*** Opening of Input material ***
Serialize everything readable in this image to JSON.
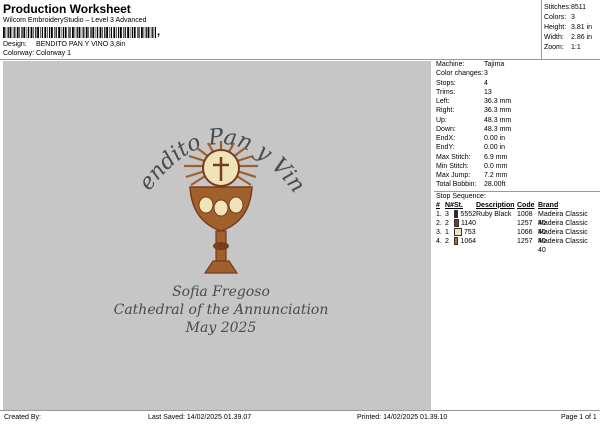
{
  "header": {
    "title": "Production Worksheet",
    "subtitle": "Wilcom EmbroideryStudio – Level 3 Advanced",
    "barcode_label": ",",
    "design_label": "Design:",
    "design_value": "BENDITO PAN Y VINO 3,8in",
    "colorway_label": "Colorway:",
    "colorway_value": "Colorway 1"
  },
  "stats": [
    {
      "label": "Stitches:",
      "value": "8511"
    },
    {
      "label": "Colors:",
      "value": "3"
    },
    {
      "label": "Height:",
      "value": "3.81 in"
    },
    {
      "label": "Width:",
      "value": "2.86 in"
    },
    {
      "label": "Zoom:",
      "value": "1:1"
    }
  ],
  "machine_info": [
    {
      "label": "Machine:",
      "value": "Tajima"
    },
    {
      "label": "Color changes:",
      "value": "3"
    },
    {
      "label": "Stops:",
      "value": "4"
    },
    {
      "label": "Trims:",
      "value": "13"
    },
    {
      "label": "Left:",
      "value": "36.3 mm"
    },
    {
      "label": "Right:",
      "value": "36.3 mm"
    },
    {
      "label": "Up:",
      "value": "48.3 mm"
    },
    {
      "label": "Down:",
      "value": "48.3 mm"
    },
    {
      "label": "EndX:",
      "value": "0.00 in"
    },
    {
      "label": "EndY:",
      "value": "0.00 in"
    },
    {
      "label": "Max Stitch:",
      "value": "6.9 mm"
    },
    {
      "label": "Min Stitch:",
      "value": "0.0 mm"
    },
    {
      "label": "Max Jump:",
      "value": "7.2 mm"
    },
    {
      "label": "Total Bobbin:",
      "value": "28.00ft"
    }
  ],
  "stop_sequence": {
    "title": "Stop Sequence:",
    "headers": [
      "#",
      "N#",
      "St.",
      "Description",
      "Code",
      "Brand"
    ],
    "rows": [
      {
        "num": "1.",
        "n": "3",
        "color": "#2a2a2a",
        "st": "5552",
        "description": "Ruby Black",
        "code": "1008",
        "brand": "Madeira Classic 40"
      },
      {
        "num": "2.",
        "n": "2",
        "color": "#7a3b1e",
        "st": "1140",
        "description": "",
        "code": "1257",
        "brand": "Madeira Classic 40"
      },
      {
        "num": "3.",
        "n": "1",
        "color": "#efe4b8",
        "st": "753",
        "description": "",
        "code": "1066",
        "brand": "Madeira Classic 40"
      },
      {
        "num": "4.",
        "n": "2",
        "color": "#b06a3a",
        "st": "1064",
        "description": "",
        "code": "1257",
        "brand": "Madeira Classic 40"
      }
    ]
  },
  "design": {
    "arc_text": "Bendito Pan y Vino",
    "lines": [
      "Sofia Fregoso",
      "Cathedral of the Annunciation",
      "May 2025"
    ],
    "colors": {
      "text": "#4a4a4a",
      "brown": "#a0602c",
      "dark_brown": "#7a3b1e",
      "cream": "#efe4b8",
      "background": "#c6c6c6"
    }
  },
  "footer": {
    "created_by": "Created By:",
    "last_saved": "Last Saved: 14/02/2025 01.39.07",
    "printed": "Printed: 14/02/2025 01.39.10",
    "page": "Page 1 of 1"
  }
}
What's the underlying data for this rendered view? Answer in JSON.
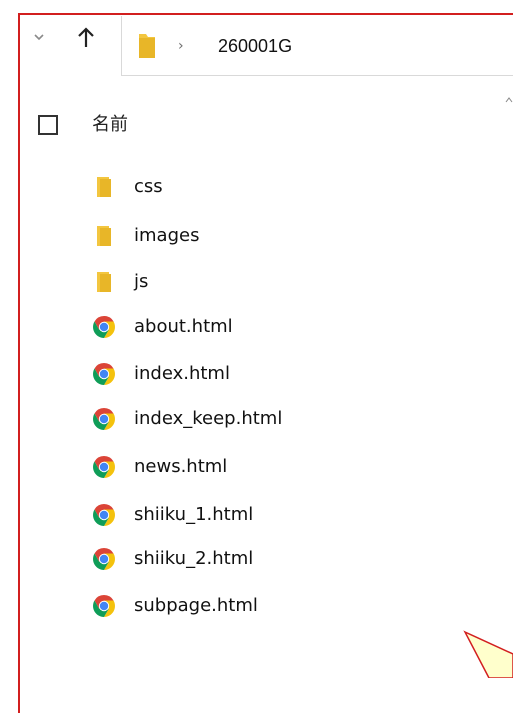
{
  "explorer": {
    "nav": {
      "back_icon": "chevron-down-icon",
      "up_icon": "arrow-up-icon"
    },
    "address": {
      "separator": "›",
      "path": "260001G"
    },
    "header": {
      "name_label": "名前"
    },
    "items": [
      {
        "label": "css",
        "type": "folder"
      },
      {
        "label": "images",
        "type": "folder"
      },
      {
        "label": "js",
        "type": "folder"
      },
      {
        "label": "about.html",
        "type": "html"
      },
      {
        "label": "index.html",
        "type": "html"
      },
      {
        "label": "index_keep.html",
        "type": "html"
      },
      {
        "label": "news.html",
        "type": "html"
      },
      {
        "label": "shiiku_1.html",
        "type": "html"
      },
      {
        "label": "shiiku_2.html",
        "type": "html"
      },
      {
        "label": "subpage.html",
        "type": "html"
      }
    ],
    "colors": {
      "frame_border": "#d21f1f",
      "folder": "#e8b628",
      "chrome_red": "#db4437",
      "chrome_yellow": "#f4c20d",
      "chrome_green": "#0f9d58",
      "chrome_blue": "#4285f4",
      "callout_fill": "#ffffcc"
    }
  }
}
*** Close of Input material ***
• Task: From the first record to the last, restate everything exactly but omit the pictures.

• Written answer:
Serialize everything readable in this image to JSON.
{
  "header": {
    "title": "Production Worksheet",
    "subtitle": "Wilcom EmbroideryStudio – Level 3 Advanced",
    "barcode_label": ",",
    "design_label": "Design:",
    "design_value": "BENDITO PAN Y VINO 3,8in",
    "colorway_label": "Colorway:",
    "colorway_value": "Colorway 1"
  },
  "stats": [
    {
      "label": "Stitches:",
      "value": "8511"
    },
    {
      "label": "Colors:",
      "value": "3"
    },
    {
      "label": "Height:",
      "value": "3.81 in"
    },
    {
      "label": "Width:",
      "value": "2.86 in"
    },
    {
      "label": "Zoom:",
      "value": "1:1"
    }
  ],
  "machine_info": [
    {
      "label": "Machine:",
      "value": "Tajima"
    },
    {
      "label": "Color changes:",
      "value": "3"
    },
    {
      "label": "Stops:",
      "value": "4"
    },
    {
      "label": "Trims:",
      "value": "13"
    },
    {
      "label": "Left:",
      "value": "36.3 mm"
    },
    {
      "label": "Right:",
      "value": "36.3 mm"
    },
    {
      "label": "Up:",
      "value": "48.3 mm"
    },
    {
      "label": "Down:",
      "value": "48.3 mm"
    },
    {
      "label": "EndX:",
      "value": "0.00 in"
    },
    {
      "label": "EndY:",
      "value": "0.00 in"
    },
    {
      "label": "Max Stitch:",
      "value": "6.9 mm"
    },
    {
      "label": "Min Stitch:",
      "value": "0.0 mm"
    },
    {
      "label": "Max Jump:",
      "value": "7.2 mm"
    },
    {
      "label": "Total Bobbin:",
      "value": "28.00ft"
    }
  ],
  "stop_sequence": {
    "title": "Stop Sequence:",
    "headers": [
      "#",
      "N#",
      "St.",
      "Description",
      "Code",
      "Brand"
    ],
    "rows": [
      {
        "num": "1.",
        "n": "3",
        "color": "#2a2a2a",
        "st": "5552",
        "description": "Ruby Black",
        "code": "1008",
        "brand": "Madeira Classic 40"
      },
      {
        "num": "2.",
        "n": "2",
        "color": "#7a3b1e",
        "st": "1140",
        "description": "",
        "code": "1257",
        "brand": "Madeira Classic 40"
      },
      {
        "num": "3.",
        "n": "1",
        "color": "#efe4b8",
        "st": "753",
        "description": "",
        "code": "1066",
        "brand": "Madeira Classic 40"
      },
      {
        "num": "4.",
        "n": "2",
        "color": "#b06a3a",
        "st": "1064",
        "description": "",
        "code": "1257",
        "brand": "Madeira Classic 40"
      }
    ]
  },
  "design": {
    "arc_text": "Bendito Pan y Vino",
    "lines": [
      "Sofia Fregoso",
      "Cathedral of the Annunciation",
      "May 2025"
    ],
    "colors": {
      "text": "#4a4a4a",
      "brown": "#a0602c",
      "dark_brown": "#7a3b1e",
      "cream": "#efe4b8",
      "background": "#c6c6c6"
    }
  },
  "footer": {
    "created_by": "Created By:",
    "last_saved": "Last Saved: 14/02/2025 01.39.07",
    "printed": "Printed: 14/02/2025 01.39.10",
    "page": "Page 1 of 1"
  }
}
What's the underlying data for this rendered view? Answer in JSON.
{
  "explorer": {
    "nav": {
      "back_icon": "chevron-down-icon",
      "up_icon": "arrow-up-icon"
    },
    "address": {
      "separator": "›",
      "path": "260001G"
    },
    "header": {
      "name_label": "名前"
    },
    "items": [
      {
        "label": "css",
        "type": "folder"
      },
      {
        "label": "images",
        "type": "folder"
      },
      {
        "label": "js",
        "type": "folder"
      },
      {
        "label": "about.html",
        "type": "html"
      },
      {
        "label": "index.html",
        "type": "html"
      },
      {
        "label": "index_keep.html",
        "type": "html"
      },
      {
        "label": "news.html",
        "type": "html"
      },
      {
        "label": "shiiku_1.html",
        "type": "html"
      },
      {
        "label": "shiiku_2.html",
        "type": "html"
      },
      {
        "label": "subpage.html",
        "type": "html"
      }
    ],
    "colors": {
      "frame_border": "#d21f1f",
      "folder": "#e8b628",
      "chrome_red": "#db4437",
      "chrome_yellow": "#f4c20d",
      "chrome_green": "#0f9d58",
      "chrome_blue": "#4285f4",
      "callout_fill": "#ffffcc"
    }
  }
}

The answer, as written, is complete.